(Yes, UConn and Villanova could play in an "out of conference" game, as this bracket was announced and set when UConn was still in the AAC).
Once the Huskies return back East things don't get easier.
There is a home date with a solid Oklahoma State squad in the "Big East-Big 12 Battle" and a week later, UConn travels to Florida to face the new-look Gators under Todd Golden. Florida, like so many others on the schedule, appears to be an NCAA Tournament team on paper heading into the year.
Then, shortly before Christmas Big East play starts and it doesn't end until the season is over. The Huskies open on December 17th at Butler, facing Thad Matta in his first game as a Big East coach, at a school that he left nearly two decades ago. After Christmas is a brutal four-game stretch that includes the top two teams in the league (Villanova and Creighton) at home, during a time when students won't be on campus. There are also trips to an improved Xavier team and a Providence squad coming off a Big East regular season title.
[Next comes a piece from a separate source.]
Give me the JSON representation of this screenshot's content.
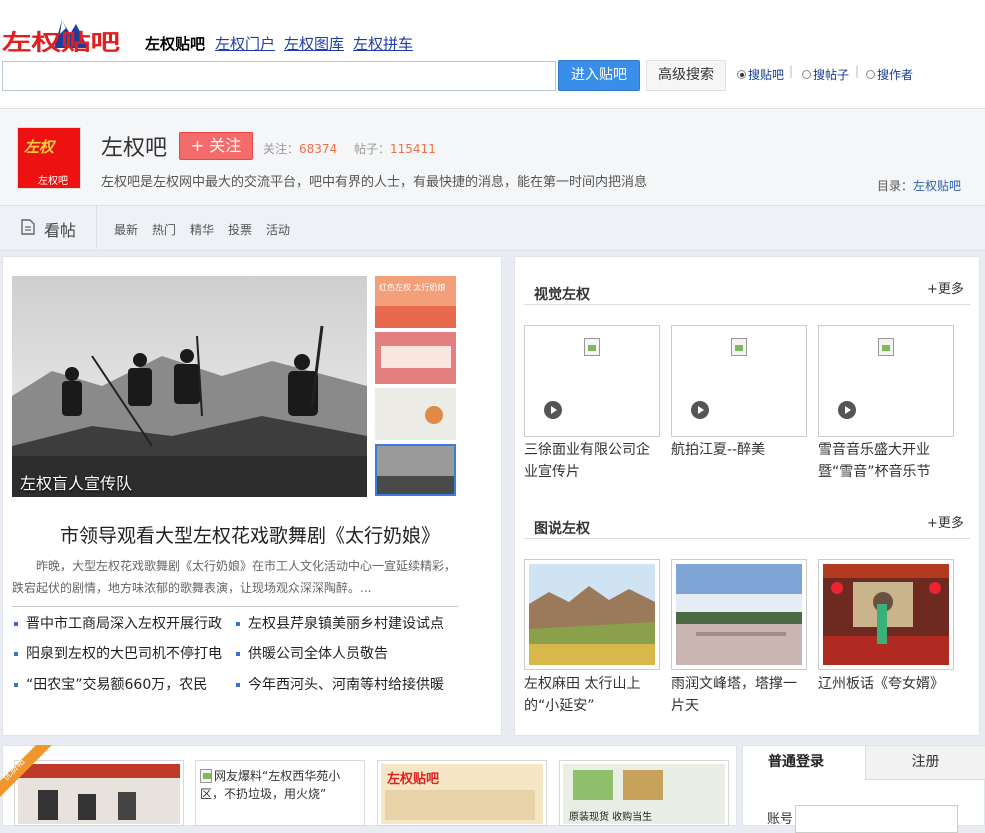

A backloaded Big East schedule also includes a trip to Creighton in February and a game at Villanova to close out the regular season.
After sending six teams to the NCAA Tournament in 2022, the Big East should be just as good this year.
What to Expect in 2022-2023
While there might not be many familiar names to casual college basketball fans on this roster, if everything clicks, this team has a chance to be really good.
The key is, again, if it all clicks. Come to think of it, few teams have more "what if's" heading into the season than the Huskies do.
Just about the only thing we know for sure is that Sanogo will be a beast down low. When you average 18 and nine as a sophomore and come back, you can pretty much pencil him as one of college basketball's best frontcourt players.
But from there, it really is a question of what comes together and how quickly.
Here are some of the questions for UConn:
1. Will Newton be the point guard this team so desperately needs?
2. Can Jackson and Hawkins translate their NBA skill, into college production?
3. Can the other transfers, Alleyne and Diarra, translate what they do best (shooting and defense, respectively) at their new stops.
4. Finally, can either Karaban or Calcaterra (or both) stretch the floor as bigger wings?
While it might not happen overnight, you do have to think some of those things could click (including for Hawkins - watch out, he's one of my breakout players nationally).
If they do, UConn should once again spend most of the season in the Top 20.
With a chance to do real damage in the NCAA Tournament for the first time of the Dan Hurley era.
No. 30 - Memphis Tigers
No. 29 - Illinois Fighting Illini
No. 28 - Dayton Flyers
No. 27 - Wyoming Cowboys
No. 26 - Xavier Musketeers
No. 25 - Michigan State Spartans
No. 24 - Alabama Crimson Tide
No. 23 - Texas Tech Red Raiders
No. 22 - Arizona Wildcats
No. 21 - San Diego State Aztecs